Keep moving forward. Words such as these can get you through daily challenges, lifelong struggles, or even just around the next corner. Though these words are not found in the United States Army Code of Conduct, soldiers and civilians alike can rely on them. Cadet Battalion Commander Brennan Parker depends on them to carry him through whatever may lie ahead.
Parker recently took part in a 12-cadet relay that carried the game ball from Joker Phillips’ hands in Commonwealth Stadium and delivered it to a team from the University of Louisville’s ROTC program. The team ran 46-miles to a town located mid-way between Lexington and Louisville, Kentucky. The cadets from the University of Louisville took over from mile 46 and delivered the football to Papa John’s Cardinal Stadium. Capped off by Brennan delivering the ball along with a University of Louisville ROTC cadet at midfield before the Cats and Cards rivalry game.
In Cadet Parker’s eyes, activities like this serve as great opportunities for “the cadets to integrate further with UK Athletics…and the student body.” Parker appreciates opportunities to “get rid of the mystery about the ROTC and the mystery about the military.” He believes increasing the public’s understanding and improving the balance between military and civilian lifestyles is an important asset for a future military officer.
Senior Cadet Parker serves as the Cadet Battalion Commander at Buell Armory on the University of Kentucky campus. With 110 cadets serving under him, Parker is learning to balance the demands of military leadership and civilian life as he helps cadets prepare for academic studies and entering the military after graduation. Performing exceptionally well means cadets can entertain their pick of posts at United States Army bases around the world. Parker is currently ranked within the top one percent of active Reserve Officers’ Training Core (ROTC) cadets and hopes to begin his career in Tactical Intelligence at Landstuhl Army Base in Landstuhl, Germany next summer.
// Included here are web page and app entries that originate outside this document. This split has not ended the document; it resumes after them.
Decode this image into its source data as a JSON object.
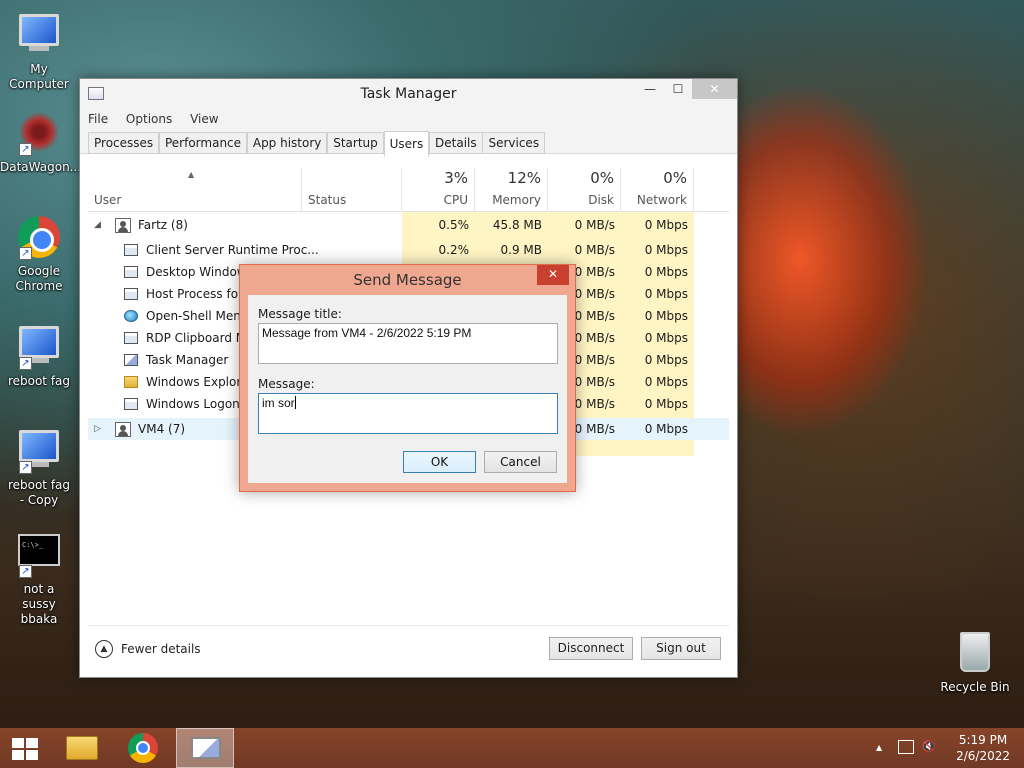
{
  "desktop": {
    "icons": [
      {
        "label": "My Computer"
      },
      {
        "label": "DataWagon..."
      },
      {
        "label": "Google Chrome"
      },
      {
        "label": "reboot fag"
      },
      {
        "label": "reboot fag - Copy"
      },
      {
        "label": "not a sussy bbaka"
      },
      {
        "label": "Recycle Bin"
      }
    ]
  },
  "task_manager": {
    "title": "Task Manager",
    "window_buttons": {
      "minimize": "—",
      "maximize": "☐",
      "close": "✕"
    },
    "menu": [
      "File",
      "Options",
      "View"
    ],
    "tabs": [
      "Processes",
      "Performance",
      "App history",
      "Startup",
      "Users",
      "Details",
      "Services"
    ],
    "active_tab": "Users",
    "columns": {
      "user": "User",
      "status": "Status",
      "cpu": {
        "pct": "3%",
        "label": "CPU"
      },
      "memory": {
        "pct": "12%",
        "label": "Memory"
      },
      "disk": {
        "pct": "0%",
        "label": "Disk"
      },
      "network": {
        "pct": "0%",
        "label": "Network"
      }
    },
    "users": [
      {
        "name": "Fartz (8)",
        "expanded": true,
        "cpu": "0.5%",
        "memory": "45.8 MB",
        "disk": "0 MB/s",
        "network": "0 Mbps",
        "processes": [
          {
            "name": "Client Server Runtime Proc...",
            "icon": "window-icon",
            "cpu": "0.2%",
            "memory": "0.9 MB",
            "disk": "0 MB/s",
            "network": "0 Mbps"
          },
          {
            "name": "Desktop Window",
            "icon": "window-icon",
            "cpu": "",
            "memory": "",
            "disk": "0 MB/s",
            "network": "0 Mbps"
          },
          {
            "name": "Host Process for W",
            "icon": "window-icon",
            "cpu": "",
            "memory": "",
            "disk": "0 MB/s",
            "network": "0 Mbps"
          },
          {
            "name": "Open-Shell Menu",
            "icon": "globe-icon",
            "cpu": "",
            "memory": "",
            "disk": "0 MB/s",
            "network": "0 Mbps"
          },
          {
            "name": "RDP Clipboard Mo",
            "icon": "window-icon",
            "cpu": "",
            "memory": "",
            "disk": "0 MB/s",
            "network": "0 Mbps"
          },
          {
            "name": "Task Manager",
            "icon": "chart-icon",
            "cpu": "",
            "memory": "",
            "disk": "0 MB/s",
            "network": "0 Mbps"
          },
          {
            "name": "Windows Explorer",
            "icon": "folder-icon",
            "cpu": "",
            "memory": "",
            "disk": "0 MB/s",
            "network": "0 Mbps"
          },
          {
            "name": "Windows Logon A",
            "icon": "window-icon",
            "cpu": "",
            "memory": "",
            "disk": "0 MB/s",
            "network": "0 Mbps"
          }
        ]
      },
      {
        "name": "VM4 (7)",
        "expanded": false,
        "cpu": "",
        "memory": "",
        "disk": "0 MB/s",
        "network": "0 Mbps"
      }
    ],
    "footer": {
      "fewer_details": "Fewer details",
      "disconnect": "Disconnect",
      "sign_out": "Sign out"
    }
  },
  "send_message": {
    "title": "Send Message",
    "close": "✕",
    "message_title_label": "Message title:",
    "message_title_value": "Message from VM4 - 2/6/2022 5:19 PM",
    "message_label": "Message:",
    "message_value": "im sor",
    "ok": "OK",
    "cancel": "Cancel"
  },
  "taskbar": {
    "tray_arrow": "▲",
    "time": "5:19 PM",
    "date": "2/6/2022"
  },
  "colors": {
    "heat": "#fff4c4",
    "dialog_frame": "#f0a78f",
    "dialog_close": "#c74030",
    "taskbar": "#8a4a30"
  }
}
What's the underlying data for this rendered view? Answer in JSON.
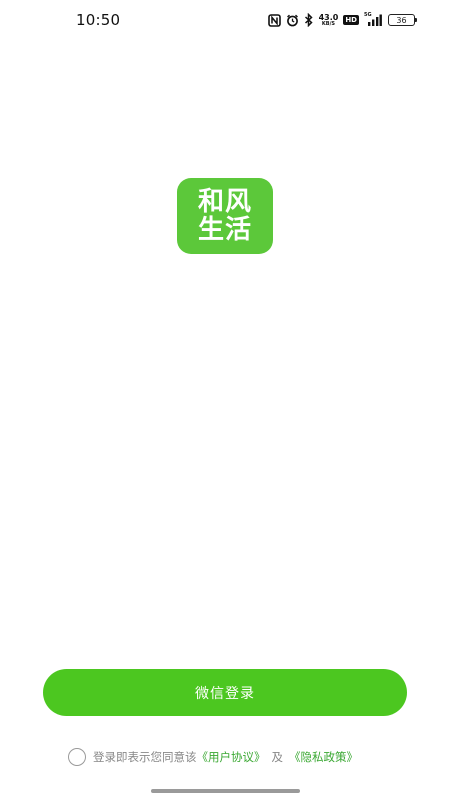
{
  "status_bar": {
    "time": "10:50",
    "net_speed_value": "43.0",
    "net_speed_unit": "KB/S",
    "hd_badge": "HD",
    "signal_label": "5G",
    "battery_level": "36",
    "icons": [
      "nfc-icon",
      "alarm-icon",
      "bluetooth-icon",
      "signal-icon",
      "battery-icon"
    ]
  },
  "app": {
    "logo_line1": "和风",
    "logo_line2": "生活",
    "brand_color": "#5cc83a"
  },
  "login": {
    "wechat_button_label": "微信登录",
    "button_color": "#4cc720"
  },
  "agreement": {
    "checked": false,
    "prefix_text": "登录即表示您同意该",
    "user_agreement_link": "《用户协议》",
    "separator": "及",
    "privacy_policy_link": "《隐私政策》",
    "link_color": "#3aa832"
  }
}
When you speak with Parker you instantly discover he possesses a deep resolve and commitment to leadership. These personal traits are strengthened by the training and activities pursued by ROTC cadets at UK. During their time on campus, cadets can refine the skills necessary to excel in the military’s chain of command while learning the nuances of building and maintaining relationships. A primary focus of Parker's efforts is to actively bridge the gap between the lifestyles of the military and the public at large.
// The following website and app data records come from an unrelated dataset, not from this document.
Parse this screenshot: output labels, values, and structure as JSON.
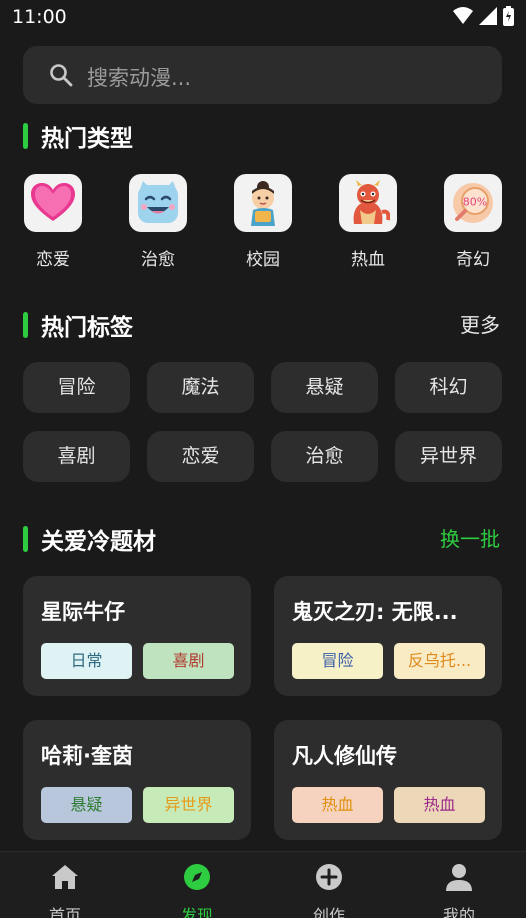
{
  "status_bar": {
    "time": "11:00"
  },
  "search": {
    "placeholder": "搜索动漫..."
  },
  "hot_categories": {
    "title": "热门类型",
    "items": [
      {
        "label": "恋爱",
        "icon": "heart-icon"
      },
      {
        "label": "治愈",
        "icon": "smiling-face-icon"
      },
      {
        "label": "校园",
        "icon": "student-icon"
      },
      {
        "label": "热血",
        "icon": "dragon-icon"
      },
      {
        "label": "奇幻",
        "icon": "magnifier-80-icon",
        "icon_text": "80%"
      }
    ]
  },
  "hot_tags": {
    "title": "热门标签",
    "more_label": "更多",
    "tags": [
      "冒险",
      "魔法",
      "悬疑",
      "科幻",
      "喜剧",
      "恋爱",
      "治愈",
      "异世界"
    ]
  },
  "niche": {
    "title": "关爱冷题材",
    "refresh_label": "换一批",
    "cards": [
      {
        "title": "星际牛仔",
        "tags": [
          {
            "label": "日常",
            "bg": "#dff3f5",
            "fg": "#2f6a80"
          },
          {
            "label": "喜剧",
            "bg": "#bfe3bf",
            "fg": "#b03a2e"
          }
        ]
      },
      {
        "title": "鬼灭之刃: 无限...",
        "tags": [
          {
            "label": "冒险",
            "bg": "#f7f1c8",
            "fg": "#3a5fa8"
          },
          {
            "label": "反乌托...",
            "bg": "#f9ebc4",
            "fg": "#e08a1e"
          }
        ]
      },
      {
        "title": "哈莉·奎茵",
        "tags": [
          {
            "label": "悬疑",
            "bg": "#b9c7dc",
            "fg": "#2e7d32"
          },
          {
            "label": "异世界",
            "bg": "#c7ebb8",
            "fg": "#e69a1a"
          }
        ]
      },
      {
        "title": "凡人修仙传",
        "tags": [
          {
            "label": "热血",
            "bg": "#f5d3bf",
            "fg": "#e0900e"
          },
          {
            "label": "热血",
            "bg": "#ecd7b8",
            "fg": "#9c2a8c"
          }
        ]
      }
    ]
  },
  "tabbar": {
    "tabs": [
      {
        "label": "首页",
        "icon": "home-icon"
      },
      {
        "label": "发现",
        "icon": "compass-icon",
        "active": true
      },
      {
        "label": "创作",
        "icon": "plus-circle-icon"
      },
      {
        "label": "我的",
        "icon": "person-icon"
      }
    ]
  },
  "colors": {
    "accent": "#2ecc40",
    "background": "#1a1a1a",
    "card": "#2d2d2d"
  }
}
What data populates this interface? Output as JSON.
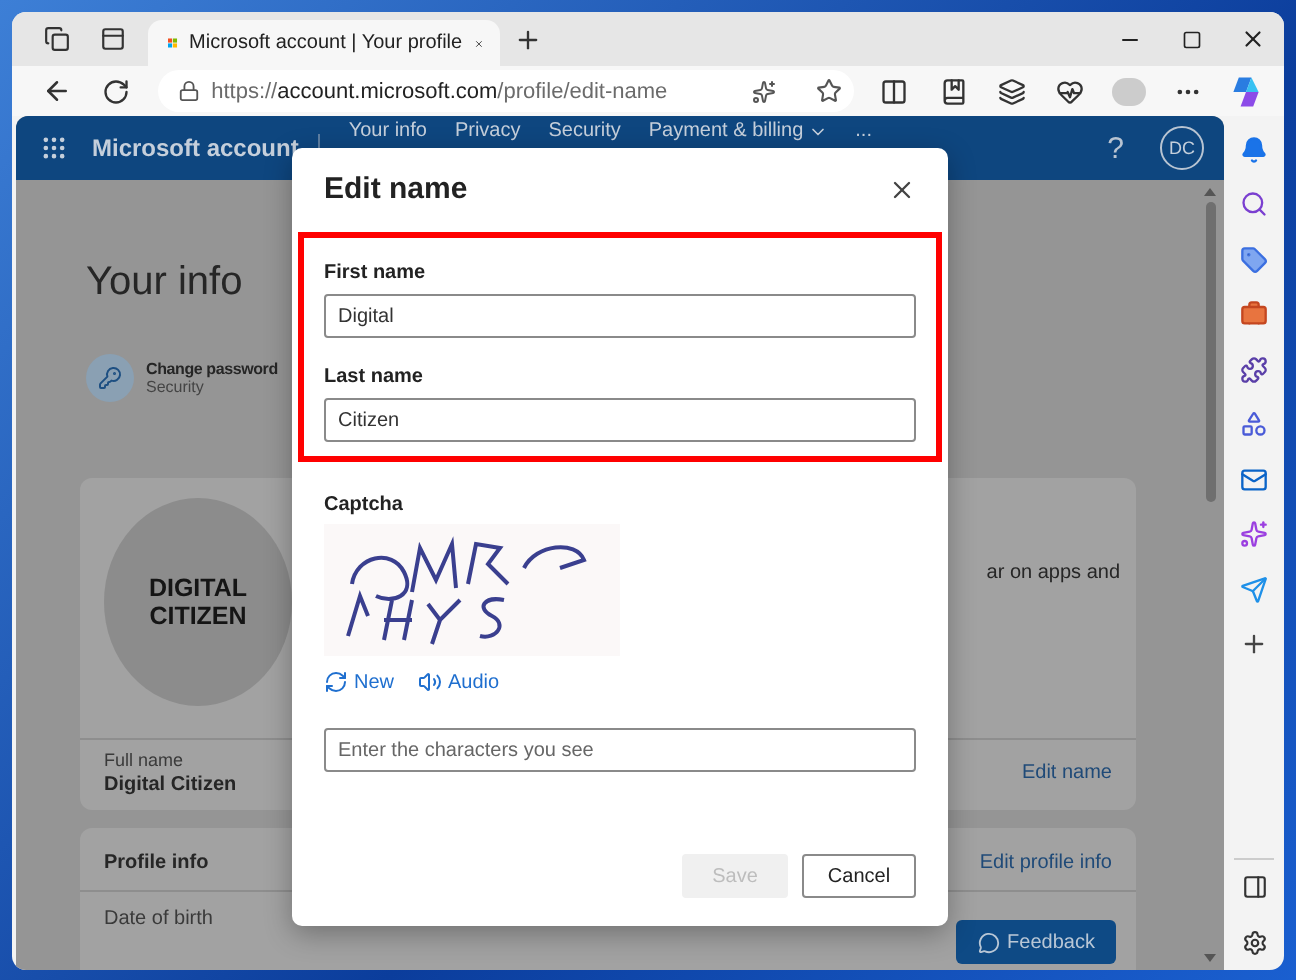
{
  "browser": {
    "tabs": [
      {
        "title": "Microsoft account | Your profile",
        "selected": true
      }
    ],
    "url": {
      "scheme": "https://",
      "host": "account.microsoft.com",
      "path": "/profile/edit-name"
    }
  },
  "header": {
    "brand": "Microsoft account",
    "nav": [
      "Your info",
      "Privacy",
      "Security",
      "Payment & billing",
      "..."
    ],
    "help": "?",
    "avatar": "DC"
  },
  "page": {
    "title": "Your info",
    "quick_link": {
      "title": "Change password",
      "subtitle": "Security"
    },
    "profile_card": {
      "logo_lines": [
        "DIGITAL",
        "CITIZEN"
      ],
      "side_text": "ar on apps and",
      "field_label": "Full name",
      "field_value": "Digital Citizen",
      "action": "Edit name"
    },
    "profile_info": {
      "title": "Profile info",
      "action": "Edit profile info",
      "field_label": "Date of birth"
    },
    "feedback": "Feedback"
  },
  "dialog": {
    "title": "Edit name",
    "fields_highlighted": true,
    "fields": [
      {
        "label": "First name",
        "value": "Digital"
      },
      {
        "label": "Last name",
        "value": "Citizen"
      }
    ],
    "captcha": {
      "label": "Captcha",
      "links": [
        {
          "label": "New",
          "kind": "refresh"
        },
        {
          "label": "Audio",
          "kind": "audio"
        }
      ],
      "placeholder": "Enter the characters you see"
    },
    "buttons": [
      {
        "label": "Save",
        "disabled": true
      },
      {
        "label": "Cancel",
        "disabled": false
      }
    ]
  }
}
Another facet of Parker's professional development comes in the form of personal inspiration provided by events like the Army Ten Miler. In October, Parker and a crew of seven additional UK cadets travelled to Washington, D.C., to join 25,000 additional soldiers to participate in a ten-mile run. Beginning at the Pentagon, the route travels across the Potomac River, through the National Mall, and arrives back at the Pentagon. Parker not only enjoys the challenge of setting a personal best time, but also taking note of those around him.
>>UK Wins ROTC Ten-Miler
“It’s cool to see people run a 60-minute ten miler. But the more interesting thing about it is the wounded warriors that run. It’s something…a test when you can run ten miles nonstop. However, when you’ve got double amputees running beside you, it becomes a totally different ballgame. You realize how petty your pain is when you’re running beside somebody who doesn’t have a leg or an arm.”
Parker poses with the UK Cheerleaders before the UK/UofL game this season.
This motivational belief in personal sacrifice and leadership took shape at an early age for Parker. During high school he served as the team captain for his soccer team in Murray, Kentucky. He was the captain for three years. When asked if it was common for sophomores to become team captains at Calloway County High School, Parker reluctantly replies, “No, not at all.”
Such initiative led Parker to join the Army ROTC at UK. Once deployed, Parker will rely on the personal strength he comes by naturally. The qualities that defined his youth and a personal dedication to supporting his fellow cadets will soon find him leading Army tactical intelligence efforts aboard. As a result, our nation’s defense will be strengthened because of officers, soldiers, and cadets like Brennan Parker.